_WHAT YOU WILL DO_. Which lines below hold the word "network"? Copy all of them.

Entries taken from a collection:
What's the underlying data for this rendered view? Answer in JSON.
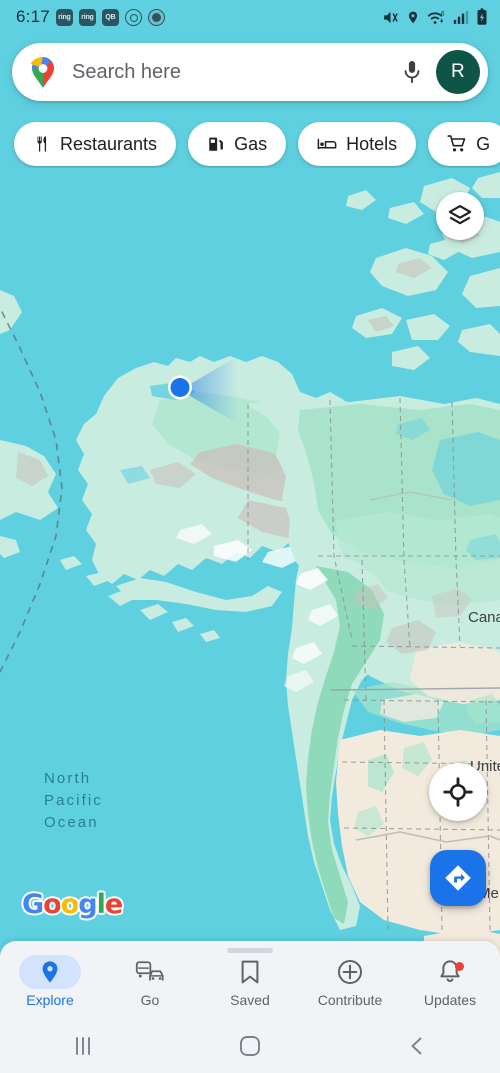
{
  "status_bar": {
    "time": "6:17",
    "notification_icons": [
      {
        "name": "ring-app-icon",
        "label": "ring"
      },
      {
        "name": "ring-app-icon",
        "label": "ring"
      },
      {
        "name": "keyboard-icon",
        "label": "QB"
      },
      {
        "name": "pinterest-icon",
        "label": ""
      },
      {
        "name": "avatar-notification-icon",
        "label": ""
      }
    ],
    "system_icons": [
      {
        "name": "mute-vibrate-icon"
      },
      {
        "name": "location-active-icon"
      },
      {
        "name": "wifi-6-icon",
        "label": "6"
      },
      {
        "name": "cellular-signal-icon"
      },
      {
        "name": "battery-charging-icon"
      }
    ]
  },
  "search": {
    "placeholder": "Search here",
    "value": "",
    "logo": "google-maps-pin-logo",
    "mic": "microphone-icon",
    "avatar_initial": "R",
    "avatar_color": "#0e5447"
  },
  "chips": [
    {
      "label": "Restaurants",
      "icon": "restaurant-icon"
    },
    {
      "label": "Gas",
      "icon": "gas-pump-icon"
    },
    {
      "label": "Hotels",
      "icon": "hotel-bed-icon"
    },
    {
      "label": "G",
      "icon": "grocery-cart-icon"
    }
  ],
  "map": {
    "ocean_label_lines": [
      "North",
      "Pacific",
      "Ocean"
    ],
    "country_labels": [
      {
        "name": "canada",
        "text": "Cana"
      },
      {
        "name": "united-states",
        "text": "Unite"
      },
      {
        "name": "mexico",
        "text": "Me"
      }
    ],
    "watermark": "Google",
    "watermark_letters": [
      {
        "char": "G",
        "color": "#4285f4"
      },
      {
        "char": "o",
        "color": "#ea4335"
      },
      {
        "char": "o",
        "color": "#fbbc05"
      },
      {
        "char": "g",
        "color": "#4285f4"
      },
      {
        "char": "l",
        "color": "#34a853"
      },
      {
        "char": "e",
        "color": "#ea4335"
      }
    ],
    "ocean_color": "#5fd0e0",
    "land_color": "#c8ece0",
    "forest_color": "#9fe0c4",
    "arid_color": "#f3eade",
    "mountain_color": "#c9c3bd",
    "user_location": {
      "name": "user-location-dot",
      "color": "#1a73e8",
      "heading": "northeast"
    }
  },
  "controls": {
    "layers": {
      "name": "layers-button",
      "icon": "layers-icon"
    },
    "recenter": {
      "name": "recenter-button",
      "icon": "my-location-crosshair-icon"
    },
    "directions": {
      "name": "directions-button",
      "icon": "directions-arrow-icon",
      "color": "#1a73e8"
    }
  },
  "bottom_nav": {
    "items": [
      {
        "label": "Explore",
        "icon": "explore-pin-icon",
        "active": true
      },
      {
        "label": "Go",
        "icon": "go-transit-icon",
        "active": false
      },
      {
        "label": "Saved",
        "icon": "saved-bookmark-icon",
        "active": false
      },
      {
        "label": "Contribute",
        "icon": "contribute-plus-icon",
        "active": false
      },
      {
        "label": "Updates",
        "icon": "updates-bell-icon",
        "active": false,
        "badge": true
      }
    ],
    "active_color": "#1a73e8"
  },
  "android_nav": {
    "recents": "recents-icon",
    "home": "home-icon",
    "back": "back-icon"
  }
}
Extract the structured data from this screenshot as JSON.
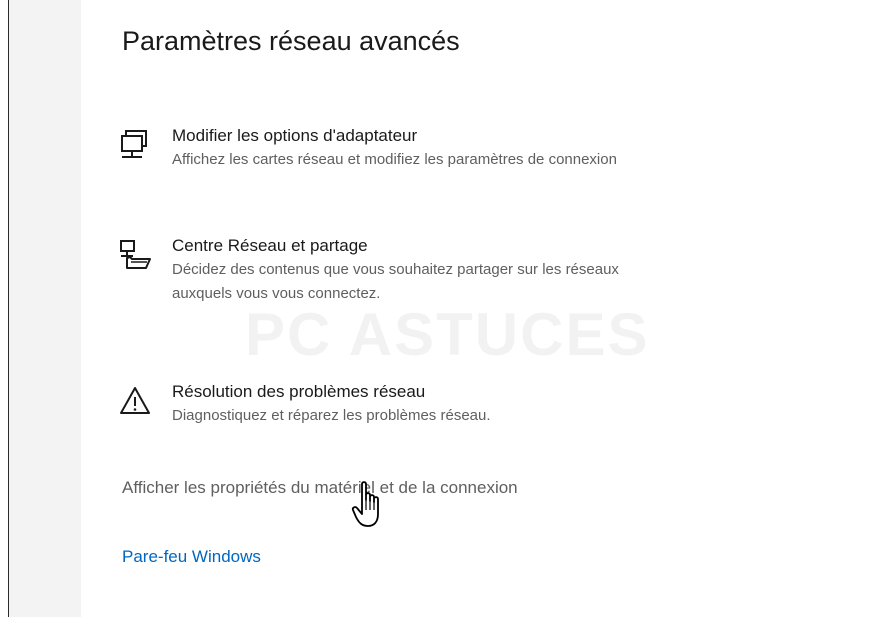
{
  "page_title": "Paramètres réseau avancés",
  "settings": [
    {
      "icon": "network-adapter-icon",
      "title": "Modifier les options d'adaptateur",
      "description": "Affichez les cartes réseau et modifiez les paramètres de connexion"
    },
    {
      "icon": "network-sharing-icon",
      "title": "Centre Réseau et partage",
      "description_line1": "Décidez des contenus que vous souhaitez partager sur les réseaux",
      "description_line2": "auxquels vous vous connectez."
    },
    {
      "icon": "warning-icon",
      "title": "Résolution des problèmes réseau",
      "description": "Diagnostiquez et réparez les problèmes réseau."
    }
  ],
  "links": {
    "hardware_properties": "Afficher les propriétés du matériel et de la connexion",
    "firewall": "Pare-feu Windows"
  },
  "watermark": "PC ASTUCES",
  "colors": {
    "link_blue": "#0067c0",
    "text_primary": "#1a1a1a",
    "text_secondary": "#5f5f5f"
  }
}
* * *
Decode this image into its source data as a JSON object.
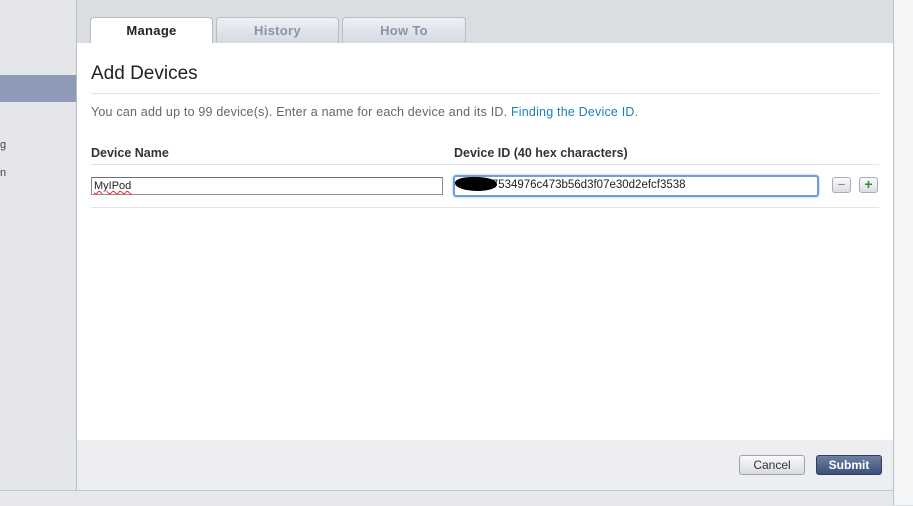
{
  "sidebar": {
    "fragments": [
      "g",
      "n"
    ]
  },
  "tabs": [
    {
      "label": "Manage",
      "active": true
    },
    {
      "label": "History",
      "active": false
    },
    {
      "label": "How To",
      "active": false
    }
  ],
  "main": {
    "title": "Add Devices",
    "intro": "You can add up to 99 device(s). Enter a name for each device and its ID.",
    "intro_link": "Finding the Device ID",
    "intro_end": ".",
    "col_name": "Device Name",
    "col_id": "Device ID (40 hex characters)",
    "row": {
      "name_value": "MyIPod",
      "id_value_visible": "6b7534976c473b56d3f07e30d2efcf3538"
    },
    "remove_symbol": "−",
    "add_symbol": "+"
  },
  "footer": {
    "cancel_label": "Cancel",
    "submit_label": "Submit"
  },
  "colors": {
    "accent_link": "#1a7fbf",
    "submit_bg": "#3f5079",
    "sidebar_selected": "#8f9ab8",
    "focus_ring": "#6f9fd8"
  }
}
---
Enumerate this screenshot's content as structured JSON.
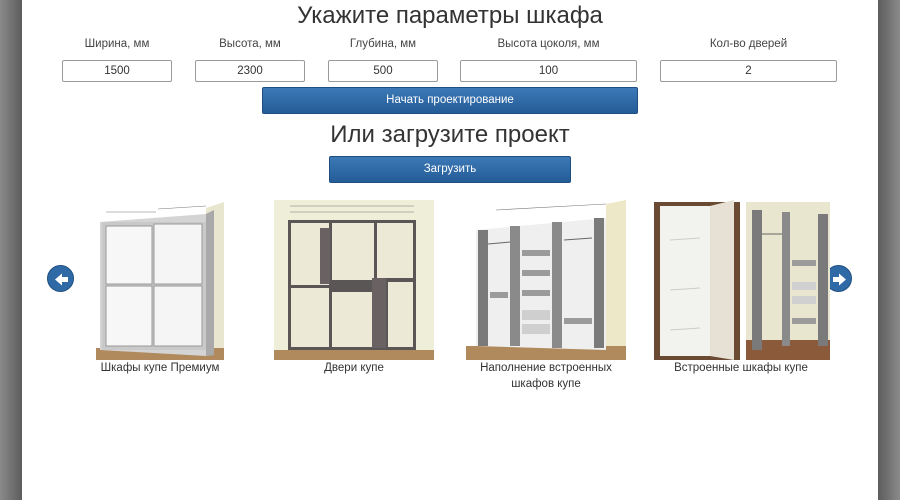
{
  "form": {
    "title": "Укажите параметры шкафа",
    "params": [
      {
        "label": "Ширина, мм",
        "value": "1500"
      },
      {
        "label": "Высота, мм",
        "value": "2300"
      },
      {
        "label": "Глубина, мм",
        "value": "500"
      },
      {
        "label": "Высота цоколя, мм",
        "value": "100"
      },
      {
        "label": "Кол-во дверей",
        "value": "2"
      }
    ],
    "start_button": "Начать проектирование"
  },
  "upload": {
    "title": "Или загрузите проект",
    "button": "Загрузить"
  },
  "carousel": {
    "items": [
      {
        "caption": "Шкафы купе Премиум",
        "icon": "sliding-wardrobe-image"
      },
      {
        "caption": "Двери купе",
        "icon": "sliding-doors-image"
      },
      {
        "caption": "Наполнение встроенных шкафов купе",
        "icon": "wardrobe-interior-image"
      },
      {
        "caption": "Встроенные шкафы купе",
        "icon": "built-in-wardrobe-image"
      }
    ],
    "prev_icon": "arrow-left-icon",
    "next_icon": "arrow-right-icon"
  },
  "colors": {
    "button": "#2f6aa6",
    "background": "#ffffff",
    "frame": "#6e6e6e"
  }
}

_RESPONSE TO THE EXERCISE_.
      "icon": "network-adapter-icon",
      "icon": "network-sharing-icon",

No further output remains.